# The task
An exact copy of the entries is needed, with every picture left out.
----------------
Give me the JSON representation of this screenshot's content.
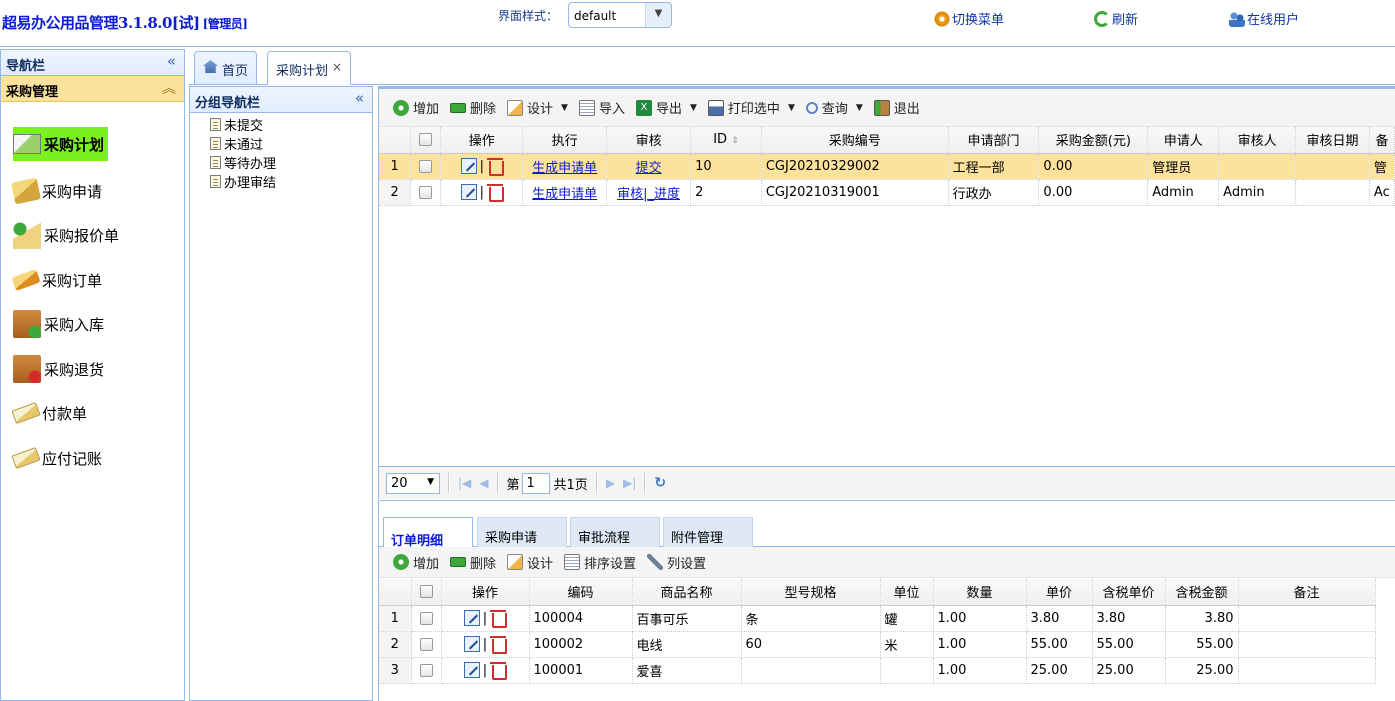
{
  "header": {
    "app_title": "超易办公用品管理3.1.8.0[试]",
    "role": "[管理员]",
    "skin_label": "界面样式：",
    "skin_value": "default",
    "switch_menu": "切换菜单",
    "refresh": "刷新",
    "online_users": "在线用户"
  },
  "nav": {
    "title": "导航栏",
    "section": "采购管理",
    "items": [
      "采购计划",
      "采购申请",
      "采购报价单",
      "采购订单",
      "采购入库",
      "采购退货",
      "付款单",
      "应付记账"
    ]
  },
  "tabs": {
    "home": "首页",
    "current": "采购计划",
    "close": "×"
  },
  "group_nav": {
    "title": "分组导航栏",
    "items": [
      "未提交",
      "未通过",
      "等待办理",
      "办理审结"
    ]
  },
  "toolbar": {
    "add": "增加",
    "delete": "删除",
    "design": "设计",
    "import": "导入",
    "export": "导出",
    "print": "打印选中",
    "query": "查询",
    "exit": "退出"
  },
  "grid": {
    "headers": [
      "操作",
      "执行",
      "审核",
      "ID",
      "采购编号",
      "申请部门",
      "采购金额(元)",
      "申请人",
      "审核人",
      "审核日期",
      "备"
    ],
    "rows": [
      {
        "num": "1",
        "exec": "生成申请单",
        "audit": "提交",
        "id": "10",
        "code": "CGJ20210329002",
        "dept": "工程一部",
        "amount": "0.00",
        "applicant": "管理员",
        "auditor": "",
        "audit_date": "",
        "extra": "管"
      },
      {
        "num": "2",
        "exec": "生成申请单",
        "audit": "审核|_进度",
        "id": "2",
        "code": "CGJ20210319001",
        "dept": "行政办",
        "amount": "0.00",
        "applicant": "Admin",
        "auditor": "Admin",
        "audit_date": "",
        "extra": "Ac"
      }
    ]
  },
  "pager": {
    "size": "20",
    "page_prefix": "第",
    "page": "1",
    "total": "共1页"
  },
  "lower": {
    "tabs": [
      "订单明细",
      "采购申请",
      "审批流程",
      "附件管理"
    ],
    "toolbar": {
      "add": "增加",
      "delete": "删除",
      "design": "设计",
      "sort": "排序设置",
      "columns": "列设置"
    },
    "headers": [
      "操作",
      "编码",
      "商品名称",
      "型号规格",
      "单位",
      "数量",
      "单价",
      "含税单价",
      "含税金额",
      "备注"
    ],
    "rows": [
      {
        "num": "1",
        "code": "100004",
        "name": "百事可乐",
        "spec": "条",
        "unit": "罐",
        "qty": "1.00",
        "price": "3.80",
        "tax_price": "3.80",
        "tax_amount": "3.80",
        "note": ""
      },
      {
        "num": "2",
        "code": "100002",
        "name": "电线",
        "spec": "60",
        "unit": "米",
        "qty": "1.00",
        "price": "55.00",
        "tax_price": "55.00",
        "tax_amount": "55.00",
        "note": ""
      },
      {
        "num": "3",
        "code": "100001",
        "name": "爱喜",
        "spec": "",
        "unit": "",
        "qty": "1.00",
        "price": "25.00",
        "tax_price": "25.00",
        "tax_amount": "25.00",
        "note": ""
      }
    ]
  }
}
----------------
# Written reply
Give me the JSON representation of this screenshot's content.
{
  "header": {
    "app_title": "超易办公用品管理3.1.8.0[试]",
    "role": "[管理员]",
    "skin_label": "界面样式：",
    "skin_value": "default",
    "switch_menu": "切换菜单",
    "refresh": "刷新",
    "online_users": "在线用户"
  },
  "nav": {
    "title": "导航栏",
    "section": "采购管理",
    "items": [
      "采购计划",
      "采购申请",
      "采购报价单",
      "采购订单",
      "采购入库",
      "采购退货",
      "付款单",
      "应付记账"
    ]
  },
  "tabs": {
    "home": "首页",
    "current": "采购计划",
    "close": "×"
  },
  "group_nav": {
    "title": "分组导航栏",
    "items": [
      "未提交",
      "未通过",
      "等待办理",
      "办理审结"
    ]
  },
  "toolbar": {
    "add": "增加",
    "delete": "删除",
    "design": "设计",
    "import": "导入",
    "export": "导出",
    "print": "打印选中",
    "query": "查询",
    "exit": "退出"
  },
  "grid": {
    "headers": [
      "操作",
      "执行",
      "审核",
      "ID",
      "采购编号",
      "申请部门",
      "采购金额(元)",
      "申请人",
      "审核人",
      "审核日期",
      "备"
    ],
    "rows": [
      {
        "num": "1",
        "exec": "生成申请单",
        "audit": "提交",
        "id": "10",
        "code": "CGJ20210329002",
        "dept": "工程一部",
        "amount": "0.00",
        "applicant": "管理员",
        "auditor": "",
        "audit_date": "",
        "extra": "管"
      },
      {
        "num": "2",
        "exec": "生成申请单",
        "audit": "审核|_进度",
        "id": "2",
        "code": "CGJ20210319001",
        "dept": "行政办",
        "amount": "0.00",
        "applicant": "Admin",
        "auditor": "Admin",
        "audit_date": "",
        "extra": "Ac"
      }
    ]
  },
  "pager": {
    "size": "20",
    "page_prefix": "第",
    "page": "1",
    "total": "共1页"
  },
  "lower": {
    "tabs": [
      "订单明细",
      "采购申请",
      "审批流程",
      "附件管理"
    ],
    "toolbar": {
      "add": "增加",
      "delete": "删除",
      "design": "设计",
      "sort": "排序设置",
      "columns": "列设置"
    },
    "headers": [
      "操作",
      "编码",
      "商品名称",
      "型号规格",
      "单位",
      "数量",
      "单价",
      "含税单价",
      "含税金额",
      "备注"
    ],
    "rows": [
      {
        "num": "1",
        "code": "100004",
        "name": "百事可乐",
        "spec": "条",
        "unit": "罐",
        "qty": "1.00",
        "price": "3.80",
        "tax_price": "3.80",
        "tax_amount": "3.80",
        "note": ""
      },
      {
        "num": "2",
        "code": "100002",
        "name": "电线",
        "spec": "60",
        "unit": "米",
        "qty": "1.00",
        "price": "55.00",
        "tax_price": "55.00",
        "tax_amount": "55.00",
        "note": ""
      },
      {
        "num": "3",
        "code": "100001",
        "name": "爱喜",
        "spec": "",
        "unit": "",
        "qty": "1.00",
        "price": "25.00",
        "tax_price": "25.00",
        "tax_amount": "25.00",
        "note": ""
      }
    ]
  }
}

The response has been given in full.